If you shop online, then you probably do a bit of research on different websites. This means that you might read testimonials or comments from other users on websites or Facebook pages that belong to the shopping site.
But the court of public opinion online can be notoriously unreliable when it comes to both good and bad reviews, and there are a couple of examples of this happening at the moment.
As most savvy online shoppers know, it’s important to research a website before taking the plunge and buying something as many forums contain feedback from other buyers and can alert you to potential problems such as delivery, warranty, refunds and so on.
But what if the comments are fake?
If a business uses public testimonials or other comments on its Facebook page, website, YouTube videos or via Twitter pages it is responsible if they are false, misleading or deceptive. It may not be responsible for the initial publication of the fake comments, but they must be removed according to the Australian Competition and Consumer Commission (ACCC). The regulator took action against a company and its been fined for the practice and ordered to publish corrective advertising.
While this case relates to positive reviews, bad reviews can also cause headaches. In the US, travel site TripAdvisor is threatened with being sued because of bad reviews and has had to defend accusations that its reviews and opinions are not written by real travellers.
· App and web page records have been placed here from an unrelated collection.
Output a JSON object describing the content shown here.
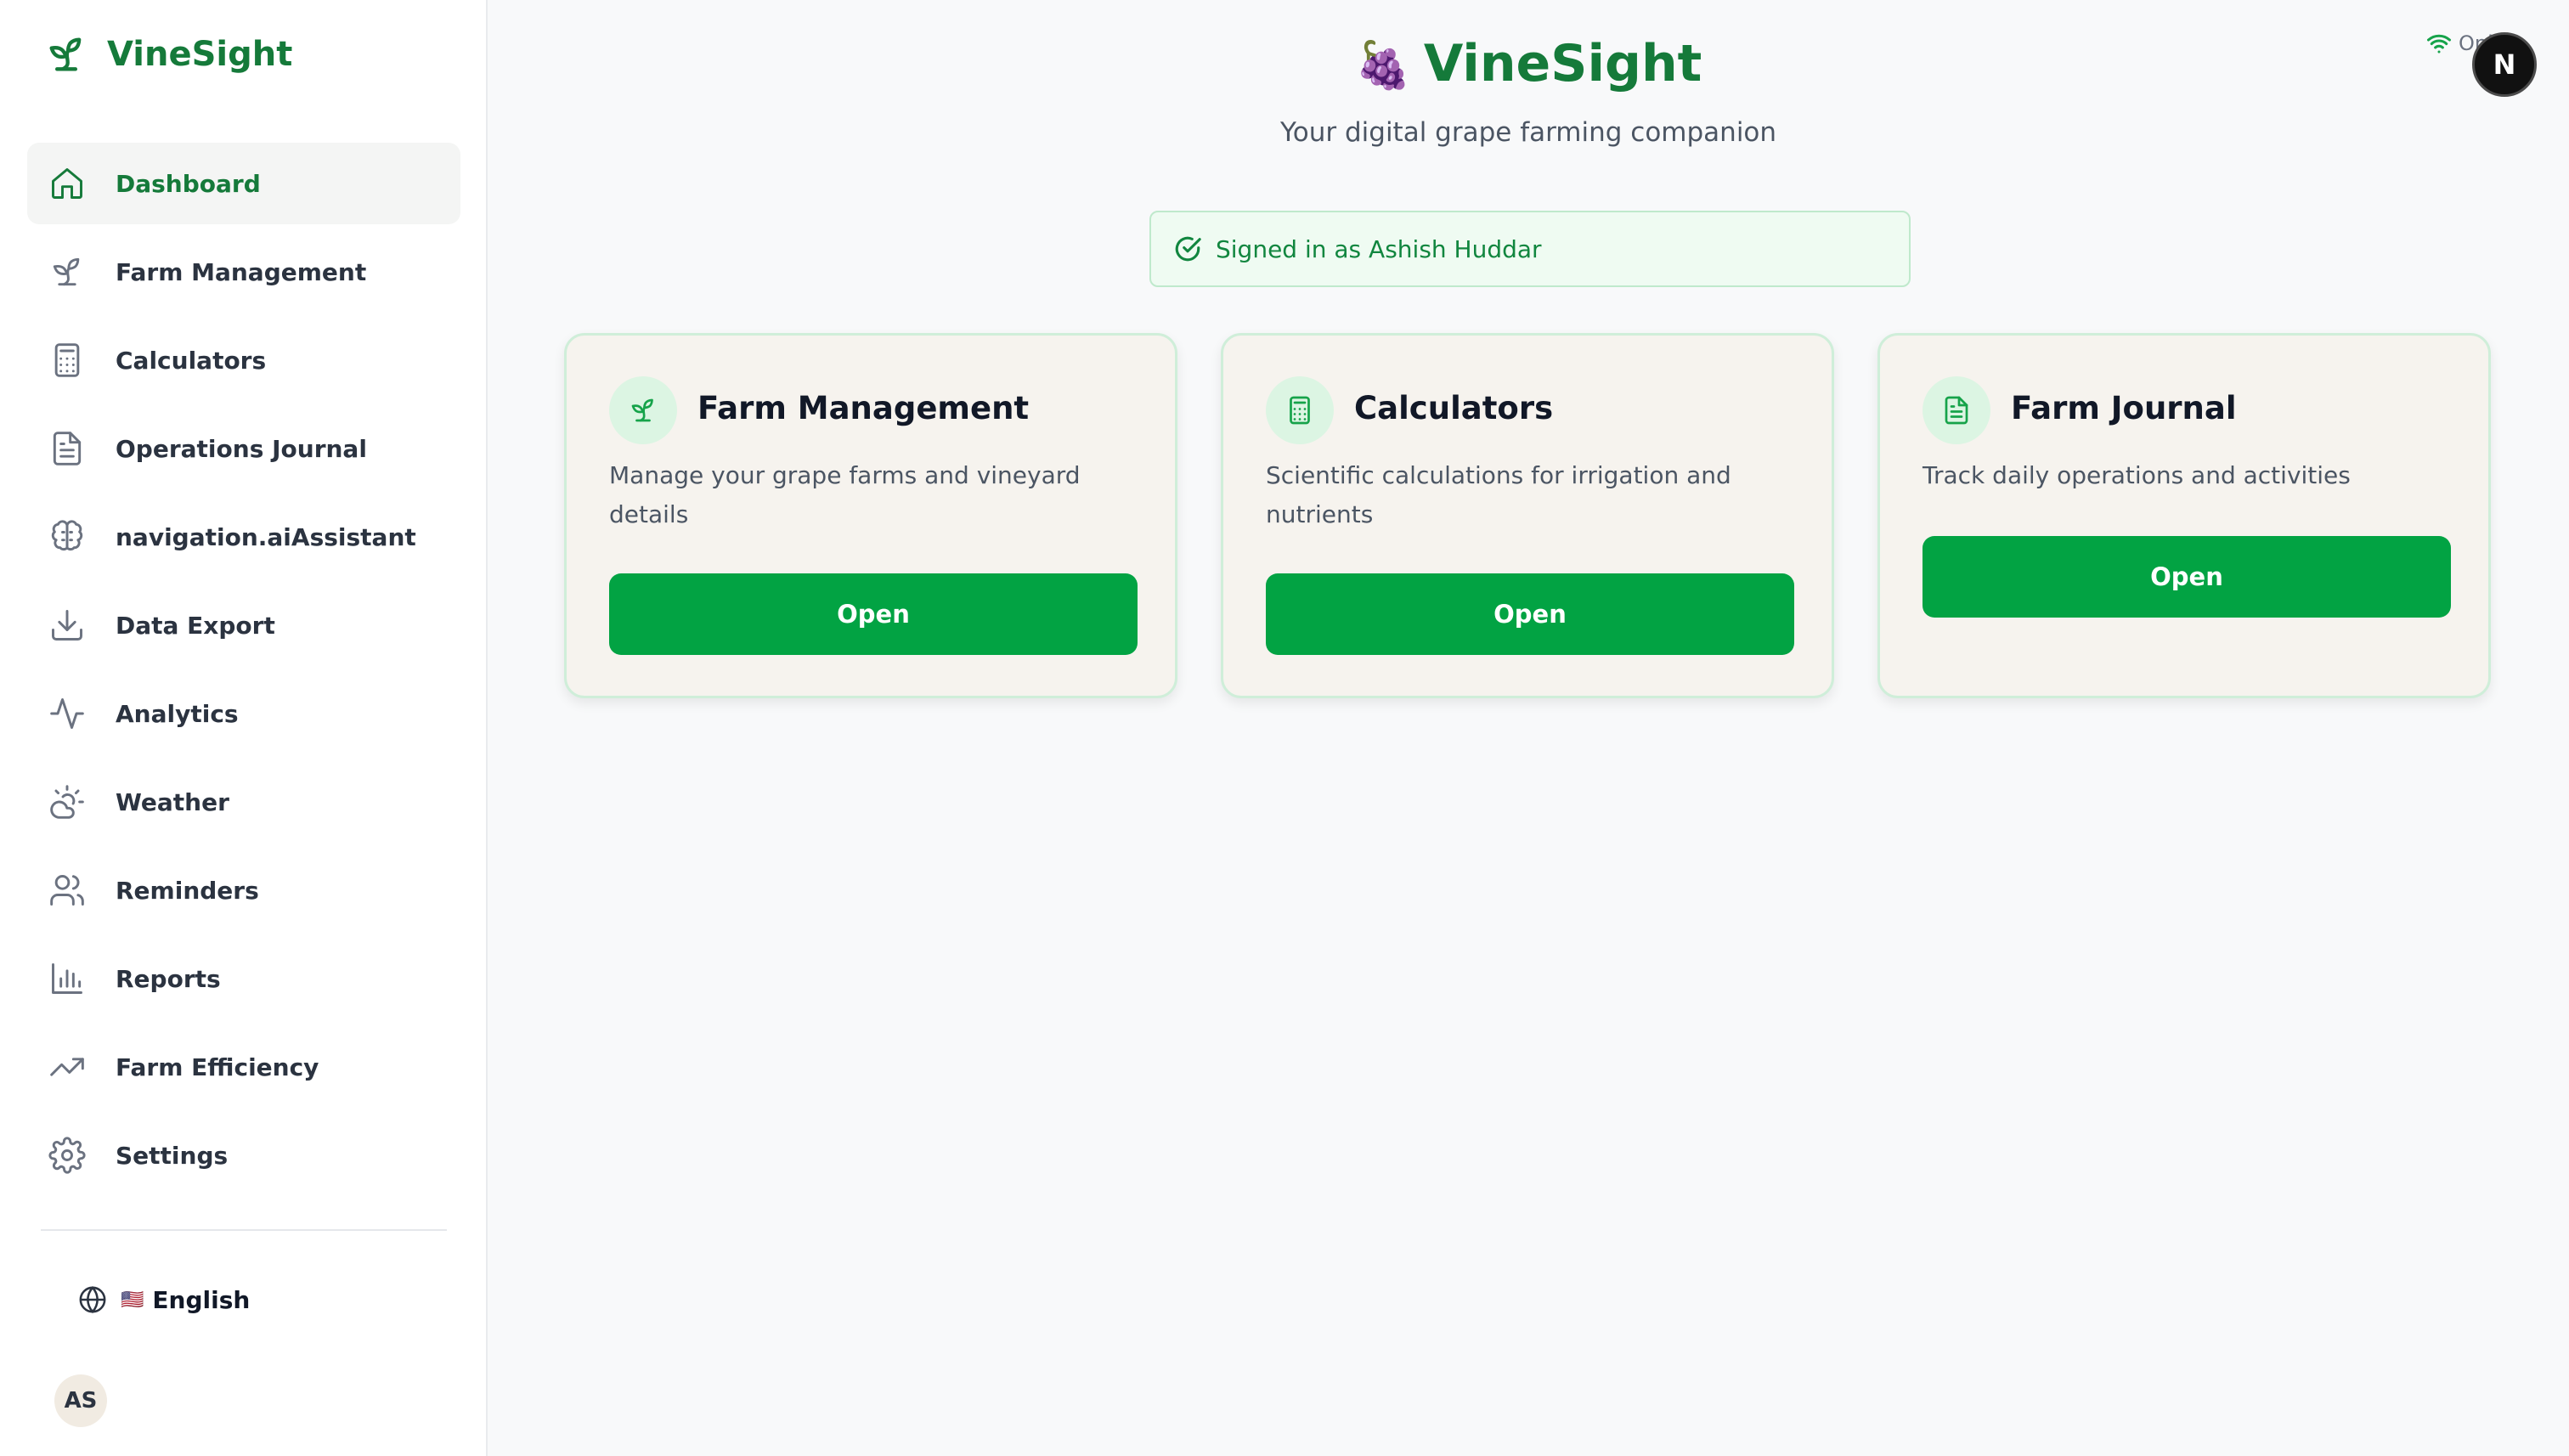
{
  "sidebar": {
    "brand": "VineSight",
    "items": [
      {
        "label": "Dashboard",
        "icon": "home-icon",
        "active": true
      },
      {
        "label": "Farm Management",
        "icon": "sprout-icon"
      },
      {
        "label": "Calculators",
        "icon": "calculator-icon"
      },
      {
        "label": "Operations Journal",
        "icon": "document-icon"
      },
      {
        "label": "navigation.aiAssistant",
        "icon": "brain-icon"
      },
      {
        "label": "Data Export",
        "icon": "download-icon"
      },
      {
        "label": "Analytics",
        "icon": "activity-icon"
      },
      {
        "label": "Weather",
        "icon": "cloud-sun-icon"
      },
      {
        "label": "Reminders",
        "icon": "users-icon"
      },
      {
        "label": "Reports",
        "icon": "bar-chart-icon"
      },
      {
        "label": "Farm Efficiency",
        "icon": "trending-up-icon"
      },
      {
        "label": "Settings",
        "icon": "gear-icon"
      }
    ],
    "language": {
      "flag": "🇺🇸",
      "label": "English"
    },
    "avatar_initials": "AS"
  },
  "header": {
    "title": "VineSight",
    "title_emoji": "🍇",
    "subtitle": "Your digital grape farming companion",
    "signed_in": "Signed in as Ashish Huddar",
    "status": "Online",
    "badge_letter": "N"
  },
  "cards": [
    {
      "title": "Farm Management",
      "description": "Manage your grape farms and vineyard details",
      "button": "Open",
      "icon": "sprout-icon"
    },
    {
      "title": "Calculators",
      "description": "Scientific calculations for irrigation and nutrients",
      "button": "Open",
      "icon": "calculator-icon"
    },
    {
      "title": "Farm Journal",
      "description": "Track daily operations and activities",
      "button": "Open",
      "icon": "document-icon"
    }
  ],
  "colors": {
    "brand": "#157a3a",
    "button": "#02a343",
    "card_bg": "#f6f3ee",
    "signed_bg": "#effbf2"
  }
}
Hotels, restaurants and other travel providers are unhappy that their businesses can be tarnished by bad reviews and want to take action against what they see as unfair, unbalanced, inaccurate or even defamatory reviews.
How much are you influenced by the positive comments and feedback on web sites?